RECORDED INFORMATION

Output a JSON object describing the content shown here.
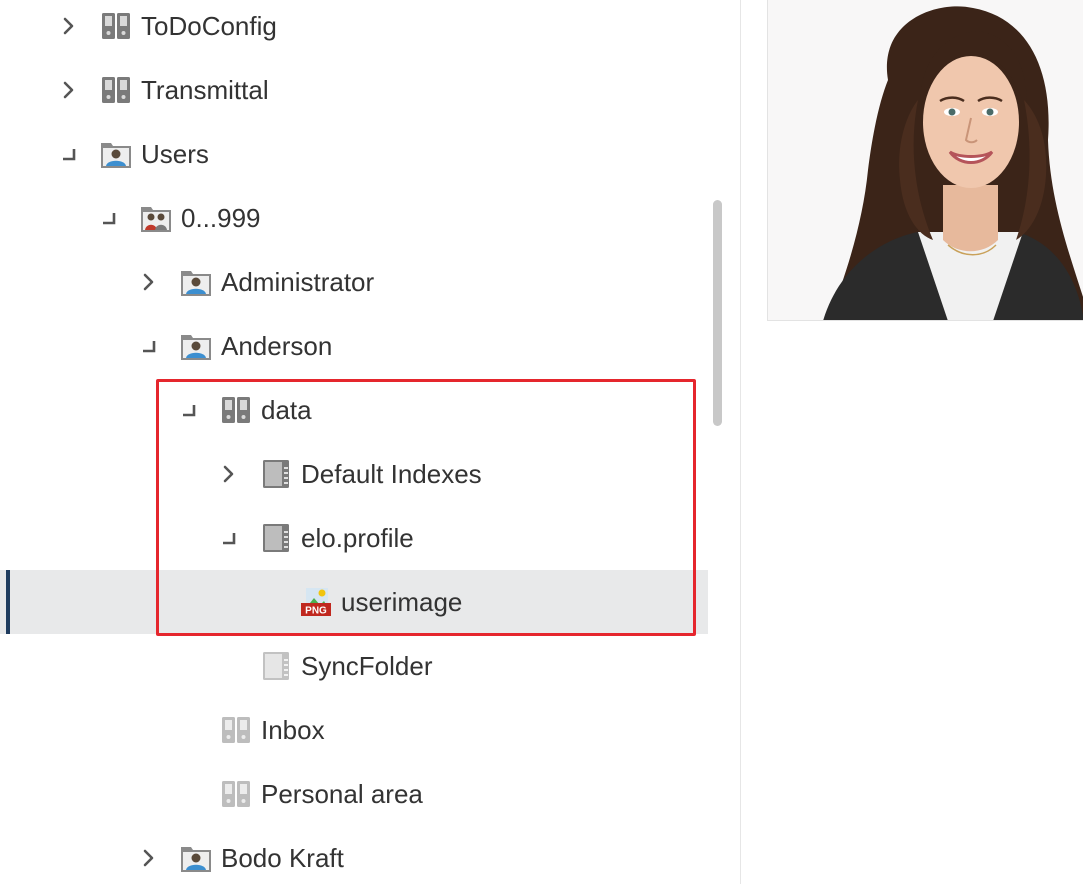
{
  "tree": {
    "nodes": [
      {
        "label": "ToDoConfig",
        "toggle": "expand",
        "icon": "binder-icon",
        "expanded": false
      },
      {
        "label": "Transmittal",
        "toggle": "expand",
        "icon": "binder-icon",
        "expanded": false
      },
      {
        "label": "Users",
        "toggle": "collapse",
        "icon": "user-folder-icon",
        "expanded": true
      },
      {
        "label": "0...999",
        "toggle": "collapse",
        "icon": "users-group-icon",
        "expanded": true
      },
      {
        "label": "Administrator",
        "toggle": "expand",
        "icon": "user-folder-icon",
        "expanded": false
      },
      {
        "label": "Anderson",
        "toggle": "collapse",
        "icon": "user-folder-icon",
        "expanded": true
      },
      {
        "label": "data",
        "toggle": "collapse",
        "icon": "binder-icon",
        "expanded": true
      },
      {
        "label": "Default Indexes",
        "toggle": "expand",
        "icon": "folder-icon",
        "expanded": false
      },
      {
        "label": "elo.profile",
        "toggle": "collapse",
        "icon": "folder-icon",
        "expanded": true
      },
      {
        "label": "userimage",
        "toggle": "none",
        "icon": "png-file-icon",
        "selected": true
      },
      {
        "label": "SyncFolder",
        "toggle": "none",
        "icon": "folder-icon-light"
      },
      {
        "label": "Inbox",
        "toggle": "none",
        "icon": "binder-icon-light"
      },
      {
        "label": "Personal area",
        "toggle": "none",
        "icon": "binder-icon-light"
      },
      {
        "label": "Bodo Kraft",
        "toggle": "expand",
        "icon": "user-folder-icon",
        "expanded": false
      }
    ]
  },
  "preview": {
    "image": "user-portrait-photo"
  },
  "colors": {
    "selection_bg": "#e8e9ea",
    "selection_bar": "#1f3c5e",
    "highlight": "#e5262d",
    "text": "#333333"
  }
}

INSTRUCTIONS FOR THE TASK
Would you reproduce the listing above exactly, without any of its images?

RESPONSE
Output a JSON object describing the content shown here.
{
  "tree": {
    "nodes": [
      {
        "label": "ToDoConfig",
        "toggle": "expand",
        "icon": "binder-icon",
        "expanded": false
      },
      {
        "label": "Transmittal",
        "toggle": "expand",
        "icon": "binder-icon",
        "expanded": false
      },
      {
        "label": "Users",
        "toggle": "collapse",
        "icon": "user-folder-icon",
        "expanded": true
      },
      {
        "label": "0...999",
        "toggle": "collapse",
        "icon": "users-group-icon",
        "expanded": true
      },
      {
        "label": "Administrator",
        "toggle": "expand",
        "icon": "user-folder-icon",
        "expanded": false
      },
      {
        "label": "Anderson",
        "toggle": "collapse",
        "icon": "user-folder-icon",
        "expanded": true
      },
      {
        "label": "data",
        "toggle": "collapse",
        "icon": "binder-icon",
        "expanded": true
      },
      {
        "label": "Default Indexes",
        "toggle": "expand",
        "icon": "folder-icon",
        "expanded": false
      },
      {
        "label": "elo.profile",
        "toggle": "collapse",
        "icon": "folder-icon",
        "expanded": true
      },
      {
        "label": "userimage",
        "toggle": "none",
        "icon": "png-file-icon",
        "selected": true
      },
      {
        "label": "SyncFolder",
        "toggle": "none",
        "icon": "folder-icon-light"
      },
      {
        "label": "Inbox",
        "toggle": "none",
        "icon": "binder-icon-light"
      },
      {
        "label": "Personal area",
        "toggle": "none",
        "icon": "binder-icon-light"
      },
      {
        "label": "Bodo Kraft",
        "toggle": "expand",
        "icon": "user-folder-icon",
        "expanded": false
      }
    ]
  },
  "preview": {
    "image": "user-portrait-photo"
  },
  "colors": {
    "selection_bg": "#e8e9ea",
    "selection_bar": "#1f3c5e",
    "highlight": "#e5262d",
    "text": "#333333"
  }
}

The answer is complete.